DIRECTIONS FOR THIS TASK — Give the number of lines in the data that contain "AVEDEV", and nothing more.

(Data about app and page elements)
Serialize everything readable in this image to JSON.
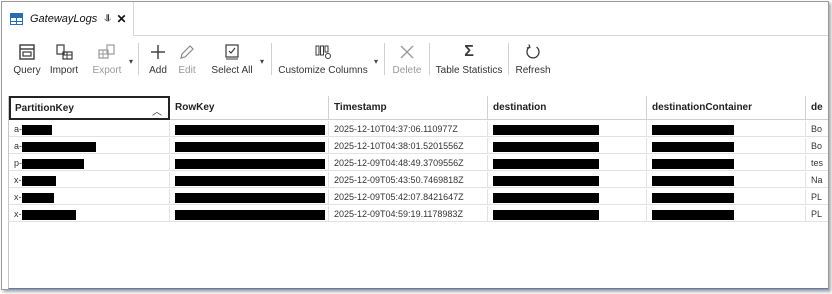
{
  "tab": {
    "title": "GatewayLogs",
    "pin_glyph": "⥥",
    "close_glyph": "✕"
  },
  "toolbar": {
    "buttons": [
      {
        "label": "Query",
        "icon": "query-icon",
        "disabled": false,
        "caret": false
      },
      {
        "label": "Import",
        "icon": "import-icon",
        "disabled": false,
        "caret": false
      },
      {
        "label": "Export",
        "icon": "export-icon",
        "disabled": true,
        "caret": true
      },
      {
        "label": "Add",
        "icon": "add-icon",
        "disabled": false,
        "caret": false
      },
      {
        "label": "Edit",
        "icon": "edit-icon",
        "disabled": true,
        "caret": false
      },
      {
        "label": "Select All",
        "icon": "select-all-icon",
        "disabled": false,
        "caret": true
      },
      {
        "label": "Customize Columns",
        "icon": "customize-columns-icon",
        "disabled": false,
        "caret": true
      },
      {
        "label": "Delete",
        "icon": "delete-icon",
        "disabled": true,
        "caret": false
      },
      {
        "label": "Table Statistics",
        "icon": "sigma-icon",
        "disabled": false,
        "caret": false
      },
      {
        "label": "Refresh",
        "icon": "refresh-icon",
        "disabled": false,
        "caret": false
      }
    ]
  },
  "grid": {
    "columns": [
      "PartitionKey",
      "RowKey",
      "Timestamp",
      "destination",
      "destinationContainer",
      "de"
    ],
    "sorted_glyph": "︿",
    "rows": [
      {
        "partition_prefix": "a-",
        "timestamp": "2025-12-10T04:37:06.110977Z",
        "last": "Bo"
      },
      {
        "partition_prefix": "a-",
        "timestamp": "2025-12-10T04:38:01.5201556Z",
        "last": "Bo"
      },
      {
        "partition_prefix": "p-",
        "timestamp": "2025-12-09T04:48:49.3709556Z",
        "last": "tes"
      },
      {
        "partition_prefix": "x-",
        "timestamp": "2025-12-09T05:43:50.7469818Z",
        "last": "Na"
      },
      {
        "partition_prefix": "x-",
        "timestamp": "2025-12-09T05:42:07.8421647Z",
        "last": "PL"
      },
      {
        "partition_prefix": "x-",
        "timestamp": "2025-12-09T04:59:19.1178983Z",
        "last": "PL"
      }
    ]
  },
  "colors": {
    "redaction": "#000000",
    "selection_border": "#222222",
    "accent": "#2b6cb0"
  }
}
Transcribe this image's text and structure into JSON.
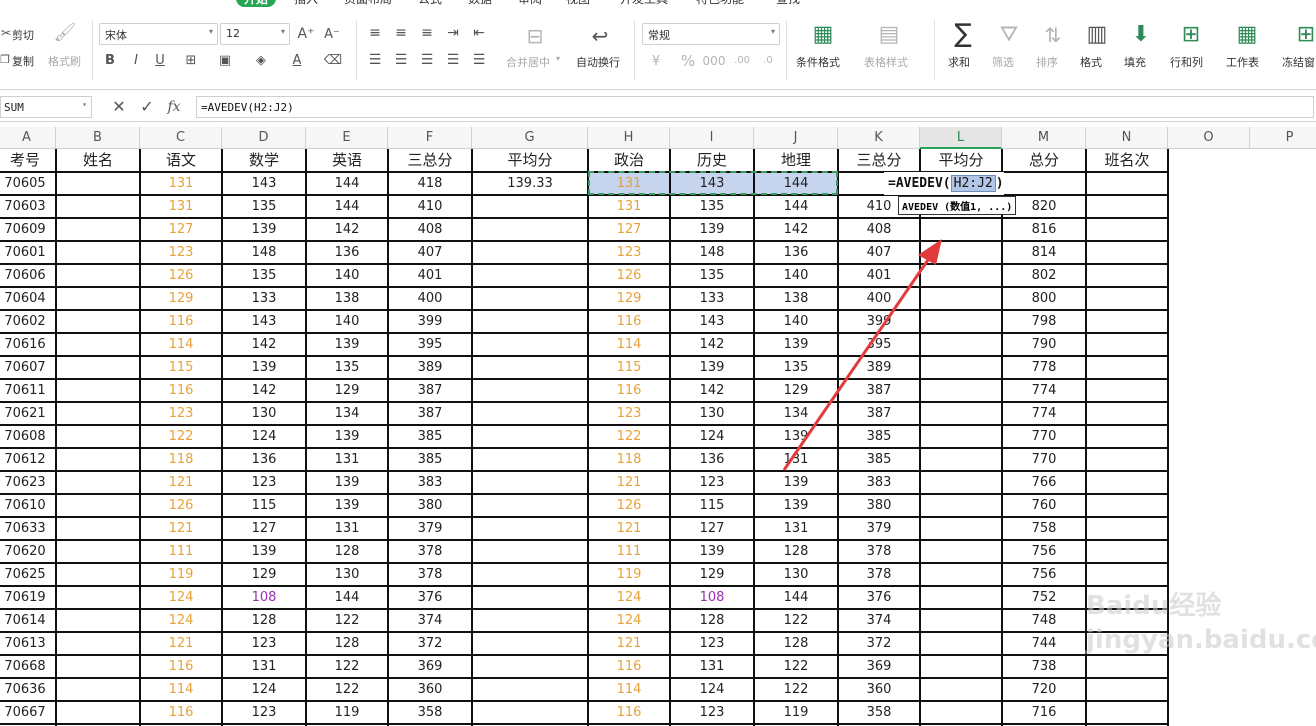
{
  "menu": [
    "开始",
    "插入",
    "页面布局",
    "公式",
    "数据",
    "审阅",
    "视图",
    "开发工具",
    "特色功能",
    "查找"
  ],
  "ribbon": {
    "cut": "剪切",
    "copy": "复制",
    "format_painter": "格式刷",
    "font_name": "宋体",
    "font_size": "12",
    "merge_center": "合并居中",
    "wrap_text": "自动换行",
    "number_format": "常规",
    "conditional_format": "条件格式",
    "table_style": "表格样式",
    "sum": "求和",
    "filter": "筛选",
    "sort": "排序",
    "format": "格式",
    "fill": "填充",
    "row_col": "行和列",
    "worksheet": "工作表",
    "freeze": "冻结窗"
  },
  "formula_bar": {
    "name_box": "SUM",
    "fx_label": "fx",
    "formula": "=AVEDEV(H2:J2)"
  },
  "editing": {
    "prefix": "=AVEDEV(",
    "ref": "H2:J2",
    "suffix": ")",
    "tooltip": "AVEDEV (数值1, ...)"
  },
  "columns": [
    "A",
    "B",
    "C",
    "D",
    "E",
    "F",
    "G",
    "H",
    "I",
    "J",
    "K",
    "L",
    "M",
    "N",
    "O",
    "P"
  ],
  "header_row": [
    "考号",
    "姓名",
    "语文",
    "数学",
    "英语",
    "三总分",
    "平均分",
    "政治",
    "历史",
    "地理",
    "三总分",
    "平均分",
    "总分",
    "班名次"
  ],
  "rows": [
    [
      "70605",
      "",
      "131",
      "143",
      "144",
      "418",
      "139.33",
      "131",
      "143",
      "144",
      "",
      "",
      "",
      ""
    ],
    [
      "70603",
      "",
      "131",
      "135",
      "144",
      "410",
      "",
      "131",
      "135",
      "144",
      "410",
      "",
      "820",
      ""
    ],
    [
      "70609",
      "",
      "127",
      "139",
      "142",
      "408",
      "",
      "127",
      "139",
      "142",
      "408",
      "",
      "816",
      ""
    ],
    [
      "70601",
      "",
      "123",
      "148",
      "136",
      "407",
      "",
      "123",
      "148",
      "136",
      "407",
      "",
      "814",
      ""
    ],
    [
      "70606",
      "",
      "126",
      "135",
      "140",
      "401",
      "",
      "126",
      "135",
      "140",
      "401",
      "",
      "802",
      ""
    ],
    [
      "70604",
      "",
      "129",
      "133",
      "138",
      "400",
      "",
      "129",
      "133",
      "138",
      "400",
      "",
      "800",
      ""
    ],
    [
      "70602",
      "",
      "116",
      "143",
      "140",
      "399",
      "",
      "116",
      "143",
      "140",
      "399",
      "",
      "798",
      ""
    ],
    [
      "70616",
      "",
      "114",
      "142",
      "139",
      "395",
      "",
      "114",
      "142",
      "139",
      "395",
      "",
      "790",
      ""
    ],
    [
      "70607",
      "",
      "115",
      "139",
      "135",
      "389",
      "",
      "115",
      "139",
      "135",
      "389",
      "",
      "778",
      ""
    ],
    [
      "70611",
      "",
      "116",
      "142",
      "129",
      "387",
      "",
      "116",
      "142",
      "129",
      "387",
      "",
      "774",
      ""
    ],
    [
      "70621",
      "",
      "123",
      "130",
      "134",
      "387",
      "",
      "123",
      "130",
      "134",
      "387",
      "",
      "774",
      ""
    ],
    [
      "70608",
      "",
      "122",
      "124",
      "139",
      "385",
      "",
      "122",
      "124",
      "139",
      "385",
      "",
      "770",
      ""
    ],
    [
      "70612",
      "",
      "118",
      "136",
      "131",
      "385",
      "",
      "118",
      "136",
      "131",
      "385",
      "",
      "770",
      ""
    ],
    [
      "70623",
      "",
      "121",
      "123",
      "139",
      "383",
      "",
      "121",
      "123",
      "139",
      "383",
      "",
      "766",
      ""
    ],
    [
      "70610",
      "",
      "126",
      "115",
      "139",
      "380",
      "",
      "126",
      "115",
      "139",
      "380",
      "",
      "760",
      ""
    ],
    [
      "70633",
      "",
      "121",
      "127",
      "131",
      "379",
      "",
      "121",
      "127",
      "131",
      "379",
      "",
      "758",
      ""
    ],
    [
      "70620",
      "",
      "111",
      "139",
      "128",
      "378",
      "",
      "111",
      "139",
      "128",
      "378",
      "",
      "756",
      ""
    ],
    [
      "70625",
      "",
      "119",
      "129",
      "130",
      "378",
      "",
      "119",
      "129",
      "130",
      "378",
      "",
      "756",
      ""
    ],
    [
      "70619",
      "",
      "124",
      "108",
      "144",
      "376",
      "",
      "124",
      "108",
      "144",
      "376",
      "",
      "752",
      ""
    ],
    [
      "70614",
      "",
      "124",
      "128",
      "122",
      "374",
      "",
      "124",
      "128",
      "122",
      "374",
      "",
      "748",
      ""
    ],
    [
      "70613",
      "",
      "121",
      "123",
      "128",
      "372",
      "",
      "121",
      "123",
      "128",
      "372",
      "",
      "744",
      ""
    ],
    [
      "70668",
      "",
      "116",
      "131",
      "122",
      "369",
      "",
      "116",
      "131",
      "122",
      "369",
      "",
      "738",
      ""
    ],
    [
      "70636",
      "",
      "114",
      "124",
      "122",
      "360",
      "",
      "114",
      "124",
      "122",
      "360",
      "",
      "720",
      ""
    ],
    [
      "70667",
      "",
      "116",
      "123",
      "119",
      "358",
      "",
      "116",
      "123",
      "119",
      "358",
      "",
      "716",
      ""
    ]
  ],
  "colors": {
    "orange_text": "#e8a13a",
    "purple_text": "#9b2fb0",
    "accent_green": "#27a454",
    "annotation_arrow": "#e23b3b",
    "selection": "#b4c6e7"
  },
  "watermark": "Baidu经验 jingyan.baidu.com"
}
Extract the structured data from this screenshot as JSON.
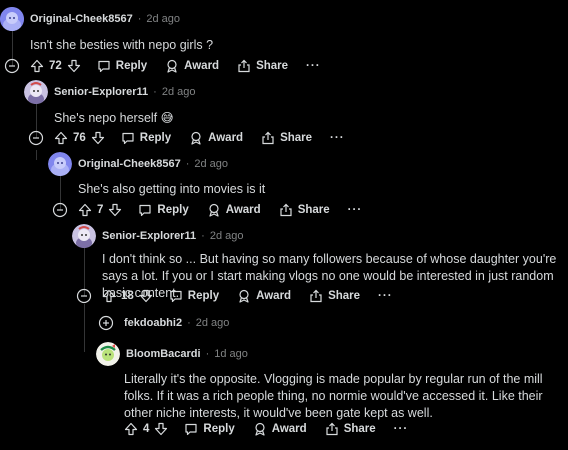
{
  "comments": [
    {
      "author": "Original-Cheek8567",
      "age": "2d ago",
      "text": "Isn't she besties with nepo girls ?",
      "score": "72",
      "reply_label": "Reply",
      "award_label": "Award",
      "share_label": "Share",
      "more_label": "···"
    },
    {
      "author": "Senior-Explorer11",
      "age": "2d ago",
      "text": "She's nepo herself 😅",
      "score": "76",
      "reply_label": "Reply",
      "award_label": "Award",
      "share_label": "Share",
      "more_label": "···"
    },
    {
      "author": "Original-Cheek8567",
      "age": "2d ago",
      "text": "She's also getting into movies is it",
      "score": "7",
      "reply_label": "Reply",
      "award_label": "Award",
      "share_label": "Share",
      "more_label": "···"
    },
    {
      "author": "Senior-Explorer11",
      "age": "2d ago",
      "text": "I don't think so ... But having so many followers because of whose daughter you're says a lot. If you or I start making vlogs no one would be interested in just random basic content.",
      "score": "18",
      "reply_label": "Reply",
      "award_label": "Award",
      "share_label": "Share",
      "more_label": "···"
    },
    {
      "author": "fekdoabhi2",
      "age": "2d ago"
    },
    {
      "author": "BloomBacardi",
      "age": "1d ago",
      "text": "Literally it's the opposite. Vlogging is made popular by regular run of the mill folks. If it was a rich people thing, no normie would've accessed it. Like their other niche interests, it would've been gate kept as well.",
      "score": "4",
      "reply_label": "Reply",
      "award_label": "Award",
      "share_label": "Share",
      "more_label": "···"
    }
  ],
  "colors": {
    "background": "#000000",
    "text": "#d7dadc",
    "muted": "#818384",
    "thread_line": "#343536"
  }
}
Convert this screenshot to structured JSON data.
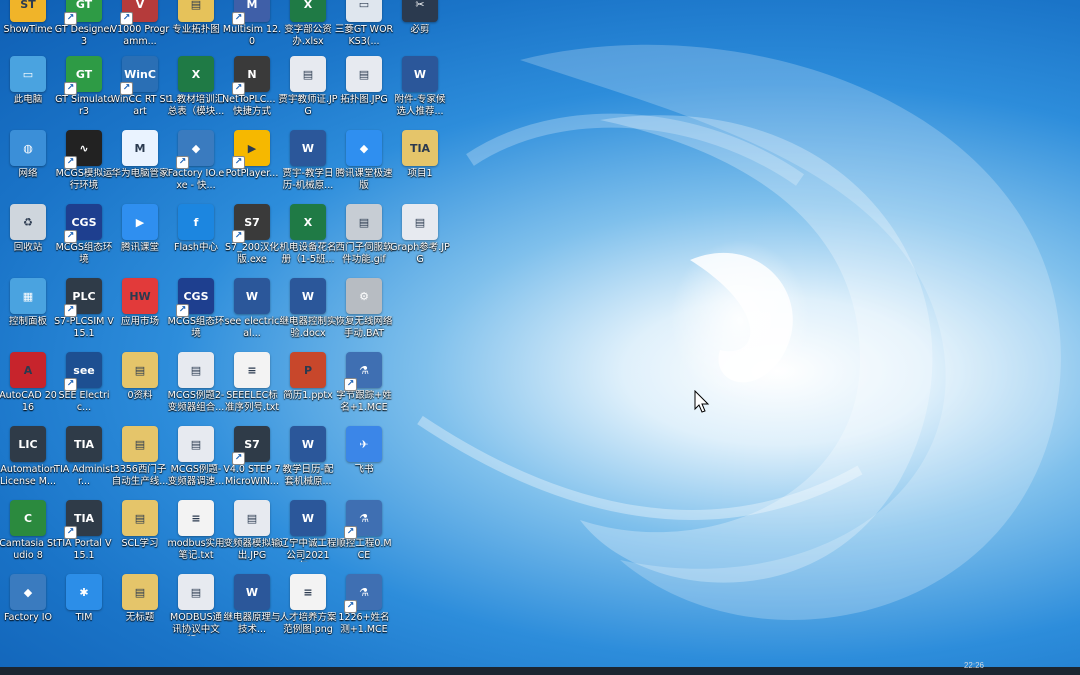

ANSWER AREA — 3